Damn thing not in Kindle store in Canada…. Does anyone know a workaround?

dan1111 December 7, 2012 at 1:14 pm

Buy a print copy?

TheFuture December 17, 2012 at 9:00 pm

They have printed versions of eBooks now?

Michelle December 23, 2012 at 11:40 am

Amazing! I love this man. I wish I could see more. He is such an incredible aritst and craftsman. Drew, if you have any of him smiling I would like to get one printed for my wall collage.

D December 7, 2012 at 11:57 am

May not be relevant here, but the 1st Amazon reviews of a book are ususally people who are already fans and it’s not at all uncommon for a book to have a 5 star rating for the 1st 10 or so reviews but eventually drop and stettle to a 3.5 or 4. I’ve seen this over and over so I usually ignore the initial average of the ratings until they get around 20 reviews or so.

Urso December 7, 2012 at 12:10 pm

Anecdotally I find that a not-insignificant number of 5* and 1* Amazon reviews are content free, “this totally sucks” or “this is the best book/record/whatever in the history of humanity.” Reviewers who give a middle rating seem to at least provide some explanation.

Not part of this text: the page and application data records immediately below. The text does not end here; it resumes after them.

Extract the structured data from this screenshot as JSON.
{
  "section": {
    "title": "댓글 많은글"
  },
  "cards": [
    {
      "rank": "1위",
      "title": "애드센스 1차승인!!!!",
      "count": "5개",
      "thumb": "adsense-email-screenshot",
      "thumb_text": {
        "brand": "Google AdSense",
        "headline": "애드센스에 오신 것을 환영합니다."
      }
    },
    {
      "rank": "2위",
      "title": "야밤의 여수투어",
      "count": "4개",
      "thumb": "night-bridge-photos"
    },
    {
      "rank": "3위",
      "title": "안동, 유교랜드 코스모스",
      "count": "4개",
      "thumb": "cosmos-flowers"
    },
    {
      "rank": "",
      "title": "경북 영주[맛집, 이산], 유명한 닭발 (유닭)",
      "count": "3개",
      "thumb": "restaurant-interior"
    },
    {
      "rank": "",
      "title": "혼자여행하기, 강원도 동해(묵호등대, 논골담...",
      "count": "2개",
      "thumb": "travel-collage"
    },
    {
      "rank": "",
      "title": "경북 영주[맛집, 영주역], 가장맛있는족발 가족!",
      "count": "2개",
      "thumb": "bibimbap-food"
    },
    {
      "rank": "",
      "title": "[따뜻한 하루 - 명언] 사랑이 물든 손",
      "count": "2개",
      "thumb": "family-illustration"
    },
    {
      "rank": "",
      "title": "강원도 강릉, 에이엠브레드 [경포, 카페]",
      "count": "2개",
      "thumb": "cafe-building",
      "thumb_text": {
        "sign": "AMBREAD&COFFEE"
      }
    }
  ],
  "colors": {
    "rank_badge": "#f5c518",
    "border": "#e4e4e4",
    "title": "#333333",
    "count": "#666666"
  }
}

Nonetheless the wheat:chaff ratio in Amazon ratings is not particularly good, and the “helpful” votes, while… um, helpful, are at best an imperfect measure.

Rahul December 7, 2012 at 12:25 pm

Are Scandanavian (rather, Danish) relationships more dysfunctional and darker than the rest of the world or do they only make movies that make it seem so?

e.g. Festen, Adams æbler, Italiensk for begyndere, Die grünen Schlachter etc.

Mikael December 7, 2012 at 1:43 pm

It’s Scand*i*navian (sorry).

I have a silly theory: the Danish see themselves as very happy (they often top lists of the happiest people on Earth) which is why directors like to shoot miserable movies – to taunt the smug Danish Everyman and just because it is interesting to look at the dark side of things. Similarly, other Scandinavian countries seem to produce mostly depressive movies, and the same is true for Austria. They (we) are perhaps a bit too smug and comfortable for our own good.

Saturos December 8, 2012 at 1:13 am

Wait, does this mean Tyler recently just read this guy? Along with all the other books he says he’s recently been reading? Doesn’t he also have a day job? … how??

Brock December 9, 2012 at 11:04 pm

Hyperlexia. I’m serious. Tyler will read an entire article in the time it takes you to read the headline.

Comments on this entry are closed.

Previous post:

Next post: